We had a very long and arduous drive ahead of us to make it to the Church Leadership Conference in Nuba the next day, but without the travel documents we couldn’t leave the camp. Herbert drove off with our documents, and another door slammed. It looked like we’d be stuck in Yida again. To this day, I don’t know what our guide Yassir did to get those documents back (and I’m probably better off not knowing), but we were on our way out of Yida within the hour.
Another door kicked open.
The next slamming door was a little more personal to me. After a six or seven hour drive fraught with gastrointestinal issues, I was looking forward to getting to the compound in Kauda which had been our base of operations during each of our previous trips into Nuba. The compound is not exactly a destination resort, but it does have a “squatty potty” which I was quite keen to use.
But when we arrived in Kauda at about one a.m., Yassir informed us that we would be “staying with the pastors and church leaders” at a church outside of Kauda. Translation? We would be sleeping on the ground. And there was no sign of any “facilities,” either. I was in big trouble. After waking up all of the sleeping pastors and discussing the situation for what seemed to be an interminable period, Yassir ascertained that they didn’t have room for us at the church, so we had no choice but to go to the compound.
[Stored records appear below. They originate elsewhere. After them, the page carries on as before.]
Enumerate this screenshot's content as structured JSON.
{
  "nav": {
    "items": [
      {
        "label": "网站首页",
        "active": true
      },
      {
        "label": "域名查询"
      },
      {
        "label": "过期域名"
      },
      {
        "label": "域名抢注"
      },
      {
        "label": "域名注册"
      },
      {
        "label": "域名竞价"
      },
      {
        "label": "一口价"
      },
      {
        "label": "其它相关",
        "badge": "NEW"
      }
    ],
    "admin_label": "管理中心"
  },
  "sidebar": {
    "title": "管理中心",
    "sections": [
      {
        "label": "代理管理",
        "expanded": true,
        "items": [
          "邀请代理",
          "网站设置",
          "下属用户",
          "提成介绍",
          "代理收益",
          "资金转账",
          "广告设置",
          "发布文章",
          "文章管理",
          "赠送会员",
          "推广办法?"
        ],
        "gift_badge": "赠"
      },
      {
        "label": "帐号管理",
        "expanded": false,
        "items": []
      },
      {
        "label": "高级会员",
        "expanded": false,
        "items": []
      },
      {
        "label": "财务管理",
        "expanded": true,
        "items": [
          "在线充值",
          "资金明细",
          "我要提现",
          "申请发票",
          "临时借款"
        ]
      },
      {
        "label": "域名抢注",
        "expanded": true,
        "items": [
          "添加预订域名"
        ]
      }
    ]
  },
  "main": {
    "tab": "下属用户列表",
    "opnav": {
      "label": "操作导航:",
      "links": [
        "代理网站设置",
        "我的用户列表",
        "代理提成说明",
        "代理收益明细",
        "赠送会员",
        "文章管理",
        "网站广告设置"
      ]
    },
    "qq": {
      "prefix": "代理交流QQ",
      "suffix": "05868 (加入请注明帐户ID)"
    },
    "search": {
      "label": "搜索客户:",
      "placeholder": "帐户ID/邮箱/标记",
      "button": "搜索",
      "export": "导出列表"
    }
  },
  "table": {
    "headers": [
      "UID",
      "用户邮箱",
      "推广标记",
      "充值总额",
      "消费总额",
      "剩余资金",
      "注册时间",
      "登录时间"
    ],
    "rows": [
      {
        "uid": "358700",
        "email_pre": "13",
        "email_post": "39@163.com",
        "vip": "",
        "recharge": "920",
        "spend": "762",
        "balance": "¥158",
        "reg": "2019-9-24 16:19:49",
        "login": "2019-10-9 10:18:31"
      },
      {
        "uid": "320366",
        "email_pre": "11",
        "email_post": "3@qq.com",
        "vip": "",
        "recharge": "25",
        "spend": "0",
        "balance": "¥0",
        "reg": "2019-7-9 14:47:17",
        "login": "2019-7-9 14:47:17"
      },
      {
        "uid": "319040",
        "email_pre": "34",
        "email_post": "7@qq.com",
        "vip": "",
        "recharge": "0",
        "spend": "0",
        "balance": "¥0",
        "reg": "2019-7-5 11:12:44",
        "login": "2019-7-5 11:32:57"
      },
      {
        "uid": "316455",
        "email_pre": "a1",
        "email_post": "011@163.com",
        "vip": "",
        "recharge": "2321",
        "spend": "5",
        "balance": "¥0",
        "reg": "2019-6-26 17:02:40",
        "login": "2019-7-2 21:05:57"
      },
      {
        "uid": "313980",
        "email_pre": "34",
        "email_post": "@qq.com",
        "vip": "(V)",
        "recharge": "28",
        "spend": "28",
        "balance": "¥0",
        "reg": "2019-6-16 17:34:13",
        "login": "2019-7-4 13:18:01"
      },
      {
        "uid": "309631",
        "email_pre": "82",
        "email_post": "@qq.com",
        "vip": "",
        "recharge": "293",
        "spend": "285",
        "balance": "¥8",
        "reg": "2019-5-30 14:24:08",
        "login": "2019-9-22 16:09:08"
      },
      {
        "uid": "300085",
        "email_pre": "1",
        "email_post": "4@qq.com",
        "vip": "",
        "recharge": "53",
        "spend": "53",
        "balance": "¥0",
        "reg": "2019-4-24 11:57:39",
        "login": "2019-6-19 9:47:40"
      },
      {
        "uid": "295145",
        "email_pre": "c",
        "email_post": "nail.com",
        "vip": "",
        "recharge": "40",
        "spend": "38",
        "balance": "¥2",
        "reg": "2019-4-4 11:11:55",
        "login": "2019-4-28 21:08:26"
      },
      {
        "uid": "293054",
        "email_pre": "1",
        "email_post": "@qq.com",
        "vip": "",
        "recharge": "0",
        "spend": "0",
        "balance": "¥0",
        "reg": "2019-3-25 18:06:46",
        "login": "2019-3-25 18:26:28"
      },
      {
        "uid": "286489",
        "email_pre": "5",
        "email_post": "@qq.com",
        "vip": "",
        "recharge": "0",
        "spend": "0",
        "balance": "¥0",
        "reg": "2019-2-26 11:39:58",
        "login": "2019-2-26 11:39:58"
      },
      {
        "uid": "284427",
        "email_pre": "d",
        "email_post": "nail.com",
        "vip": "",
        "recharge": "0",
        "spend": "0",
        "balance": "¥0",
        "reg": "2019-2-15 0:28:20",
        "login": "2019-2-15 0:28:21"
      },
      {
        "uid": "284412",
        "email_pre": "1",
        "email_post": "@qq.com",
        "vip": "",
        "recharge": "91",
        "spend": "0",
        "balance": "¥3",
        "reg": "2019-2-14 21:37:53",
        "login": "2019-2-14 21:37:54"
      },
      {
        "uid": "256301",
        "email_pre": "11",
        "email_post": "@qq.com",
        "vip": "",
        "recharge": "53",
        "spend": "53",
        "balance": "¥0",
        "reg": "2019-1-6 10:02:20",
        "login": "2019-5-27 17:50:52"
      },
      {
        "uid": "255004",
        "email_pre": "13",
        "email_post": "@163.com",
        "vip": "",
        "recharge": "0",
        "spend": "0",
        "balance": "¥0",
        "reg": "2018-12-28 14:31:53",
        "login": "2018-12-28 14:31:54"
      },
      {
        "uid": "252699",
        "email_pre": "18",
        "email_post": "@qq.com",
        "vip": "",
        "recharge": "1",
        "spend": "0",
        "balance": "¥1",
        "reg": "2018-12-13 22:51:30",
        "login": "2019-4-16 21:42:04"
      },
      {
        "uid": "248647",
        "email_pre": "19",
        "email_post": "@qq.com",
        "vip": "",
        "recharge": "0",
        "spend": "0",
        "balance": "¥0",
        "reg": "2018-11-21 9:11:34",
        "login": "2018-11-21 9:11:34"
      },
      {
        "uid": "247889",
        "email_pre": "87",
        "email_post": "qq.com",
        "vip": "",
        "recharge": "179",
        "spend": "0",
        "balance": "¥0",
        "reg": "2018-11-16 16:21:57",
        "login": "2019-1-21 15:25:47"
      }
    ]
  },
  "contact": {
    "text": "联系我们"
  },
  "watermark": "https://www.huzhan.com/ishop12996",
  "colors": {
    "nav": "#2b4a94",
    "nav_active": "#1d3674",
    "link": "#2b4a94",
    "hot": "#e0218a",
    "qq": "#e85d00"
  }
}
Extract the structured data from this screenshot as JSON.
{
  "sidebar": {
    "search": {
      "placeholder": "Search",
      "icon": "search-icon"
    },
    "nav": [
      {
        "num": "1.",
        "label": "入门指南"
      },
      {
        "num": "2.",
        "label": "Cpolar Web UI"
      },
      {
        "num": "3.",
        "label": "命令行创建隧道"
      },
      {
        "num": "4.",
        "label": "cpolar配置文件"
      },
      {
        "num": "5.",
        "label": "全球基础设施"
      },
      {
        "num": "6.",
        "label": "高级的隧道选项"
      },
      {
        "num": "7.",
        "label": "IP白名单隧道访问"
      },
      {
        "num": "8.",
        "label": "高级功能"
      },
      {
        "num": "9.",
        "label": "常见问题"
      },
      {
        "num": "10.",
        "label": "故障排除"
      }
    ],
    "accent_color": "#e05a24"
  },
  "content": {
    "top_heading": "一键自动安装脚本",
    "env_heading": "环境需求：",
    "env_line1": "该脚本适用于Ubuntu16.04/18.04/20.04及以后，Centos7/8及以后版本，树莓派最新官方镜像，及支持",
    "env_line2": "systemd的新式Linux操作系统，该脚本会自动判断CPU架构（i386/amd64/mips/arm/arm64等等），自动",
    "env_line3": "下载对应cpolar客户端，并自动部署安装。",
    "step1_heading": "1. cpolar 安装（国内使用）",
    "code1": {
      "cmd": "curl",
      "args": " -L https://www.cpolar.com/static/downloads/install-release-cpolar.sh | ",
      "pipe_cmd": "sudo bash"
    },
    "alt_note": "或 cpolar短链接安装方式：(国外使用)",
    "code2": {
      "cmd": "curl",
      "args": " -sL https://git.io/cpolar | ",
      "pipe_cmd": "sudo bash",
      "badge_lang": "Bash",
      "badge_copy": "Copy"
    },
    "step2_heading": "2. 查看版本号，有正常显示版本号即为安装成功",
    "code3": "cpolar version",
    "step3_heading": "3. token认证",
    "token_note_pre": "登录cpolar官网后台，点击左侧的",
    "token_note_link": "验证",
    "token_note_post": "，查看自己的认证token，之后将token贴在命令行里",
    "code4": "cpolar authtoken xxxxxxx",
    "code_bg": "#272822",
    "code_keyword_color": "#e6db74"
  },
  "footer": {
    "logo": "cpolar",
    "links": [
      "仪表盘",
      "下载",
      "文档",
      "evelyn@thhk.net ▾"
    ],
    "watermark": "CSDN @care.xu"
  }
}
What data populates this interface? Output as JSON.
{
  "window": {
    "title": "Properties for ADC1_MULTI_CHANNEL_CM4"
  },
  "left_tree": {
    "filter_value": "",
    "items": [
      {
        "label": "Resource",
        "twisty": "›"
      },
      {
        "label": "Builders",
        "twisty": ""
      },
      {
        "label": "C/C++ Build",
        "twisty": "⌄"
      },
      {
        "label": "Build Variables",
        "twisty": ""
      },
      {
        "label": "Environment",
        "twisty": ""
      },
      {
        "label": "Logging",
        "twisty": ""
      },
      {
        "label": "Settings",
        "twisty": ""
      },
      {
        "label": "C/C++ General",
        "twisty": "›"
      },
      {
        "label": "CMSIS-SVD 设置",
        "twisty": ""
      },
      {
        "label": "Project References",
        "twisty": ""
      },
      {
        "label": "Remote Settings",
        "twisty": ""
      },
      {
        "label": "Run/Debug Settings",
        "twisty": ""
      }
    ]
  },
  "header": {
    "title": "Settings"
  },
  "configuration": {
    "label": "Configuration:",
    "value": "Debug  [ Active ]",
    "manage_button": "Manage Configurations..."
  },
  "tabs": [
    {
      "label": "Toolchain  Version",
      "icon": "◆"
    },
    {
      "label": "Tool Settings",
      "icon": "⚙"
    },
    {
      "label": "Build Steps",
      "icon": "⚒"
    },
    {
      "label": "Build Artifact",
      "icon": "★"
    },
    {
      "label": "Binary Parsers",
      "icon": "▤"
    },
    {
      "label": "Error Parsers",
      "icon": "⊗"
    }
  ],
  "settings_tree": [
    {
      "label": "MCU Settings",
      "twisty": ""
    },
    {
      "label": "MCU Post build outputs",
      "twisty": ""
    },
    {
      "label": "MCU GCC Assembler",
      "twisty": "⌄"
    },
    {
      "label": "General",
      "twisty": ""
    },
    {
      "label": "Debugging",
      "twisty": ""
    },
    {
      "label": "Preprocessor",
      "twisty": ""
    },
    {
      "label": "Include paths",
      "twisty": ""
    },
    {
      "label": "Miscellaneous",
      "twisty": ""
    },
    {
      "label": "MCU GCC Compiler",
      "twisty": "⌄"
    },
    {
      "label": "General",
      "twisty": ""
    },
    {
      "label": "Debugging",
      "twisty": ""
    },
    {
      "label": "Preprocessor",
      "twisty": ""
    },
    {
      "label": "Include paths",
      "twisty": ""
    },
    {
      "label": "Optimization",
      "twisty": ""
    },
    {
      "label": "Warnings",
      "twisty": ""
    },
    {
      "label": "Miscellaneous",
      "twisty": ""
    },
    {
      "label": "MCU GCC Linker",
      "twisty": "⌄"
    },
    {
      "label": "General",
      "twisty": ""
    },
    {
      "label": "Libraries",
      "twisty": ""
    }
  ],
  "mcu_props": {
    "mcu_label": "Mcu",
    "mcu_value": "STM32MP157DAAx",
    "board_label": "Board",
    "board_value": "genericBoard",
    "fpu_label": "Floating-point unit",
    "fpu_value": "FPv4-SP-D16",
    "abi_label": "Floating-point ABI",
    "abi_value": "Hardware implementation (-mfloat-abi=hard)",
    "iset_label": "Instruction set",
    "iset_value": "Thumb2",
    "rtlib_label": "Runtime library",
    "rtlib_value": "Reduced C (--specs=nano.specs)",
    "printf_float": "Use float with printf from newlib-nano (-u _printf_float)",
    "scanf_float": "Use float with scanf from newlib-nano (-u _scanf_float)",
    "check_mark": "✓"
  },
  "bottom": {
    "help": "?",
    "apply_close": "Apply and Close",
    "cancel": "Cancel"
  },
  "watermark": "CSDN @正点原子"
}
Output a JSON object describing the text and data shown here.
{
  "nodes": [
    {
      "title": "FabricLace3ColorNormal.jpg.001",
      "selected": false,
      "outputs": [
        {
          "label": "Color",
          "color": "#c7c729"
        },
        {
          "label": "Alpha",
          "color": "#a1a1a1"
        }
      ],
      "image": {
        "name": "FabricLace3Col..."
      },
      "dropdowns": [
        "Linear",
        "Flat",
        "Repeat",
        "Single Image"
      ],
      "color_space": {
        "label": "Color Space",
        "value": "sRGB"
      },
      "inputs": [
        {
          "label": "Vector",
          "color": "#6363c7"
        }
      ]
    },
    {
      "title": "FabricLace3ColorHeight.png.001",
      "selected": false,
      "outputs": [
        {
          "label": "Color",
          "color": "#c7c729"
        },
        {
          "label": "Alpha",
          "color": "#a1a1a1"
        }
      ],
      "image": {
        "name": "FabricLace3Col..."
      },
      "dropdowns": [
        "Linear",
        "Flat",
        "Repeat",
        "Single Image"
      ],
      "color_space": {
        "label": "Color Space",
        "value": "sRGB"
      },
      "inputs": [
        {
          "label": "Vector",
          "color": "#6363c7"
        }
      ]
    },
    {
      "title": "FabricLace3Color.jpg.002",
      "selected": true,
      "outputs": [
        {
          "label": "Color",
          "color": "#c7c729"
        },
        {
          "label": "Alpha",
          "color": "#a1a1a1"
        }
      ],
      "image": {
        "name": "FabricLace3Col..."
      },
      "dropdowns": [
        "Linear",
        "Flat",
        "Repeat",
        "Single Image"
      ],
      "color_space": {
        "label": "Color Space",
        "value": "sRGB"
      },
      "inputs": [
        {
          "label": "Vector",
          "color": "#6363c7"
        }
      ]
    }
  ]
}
Delivered again–thank God!
I could list many more slamming doors over the last five years—canceled flights, missed flights, difficult officials, broken-down vehicles in the middle of nowhere, being stuck in the mud all night, and on and on and on—but I think you’ve got the idea. If we had waited for open doors, we’d still be waiting. But because our God loves to kick down doors, and through Him we’ve been able to accomplish so much more than we ever could’ve imagined. Through Him, we’ve delivered tons of grain and other desperately-needed supplies, brought medical healing, brought spiritual comfort and encouragement, showed the Jesus Film to thousands of people (half of them Muslim), conducted a leadership and evangelism conference for pastors and church leaders, and talked about Jesus to a “unity conference” of Christians and Muslims.
God is at work in the Nuba Mountains. It is simply our job to join Him there in His work with His people. Sometimes an open door leads to an opportunity and a closed door is a signal to stop. But sometimes God wants us to kick open some doors, or step aside so He can kick them open, so that we can do what He has called us to do. What a blessed privilege!
ATC Board President, Steve Shell has been on 17 trips with Answering the Call, including every trip into the Nuba Mountains since 2016. When he's not boarding planes with permanently-reclining seats, he is a real estate lawyer and partner in the firm his father founded over 60 years ago. A proud father of three tremendous kids, Steve also self reports that he "married way above his head" to the lovely Kyle Shell, whom he "has managed to stay married to for almost 32 years."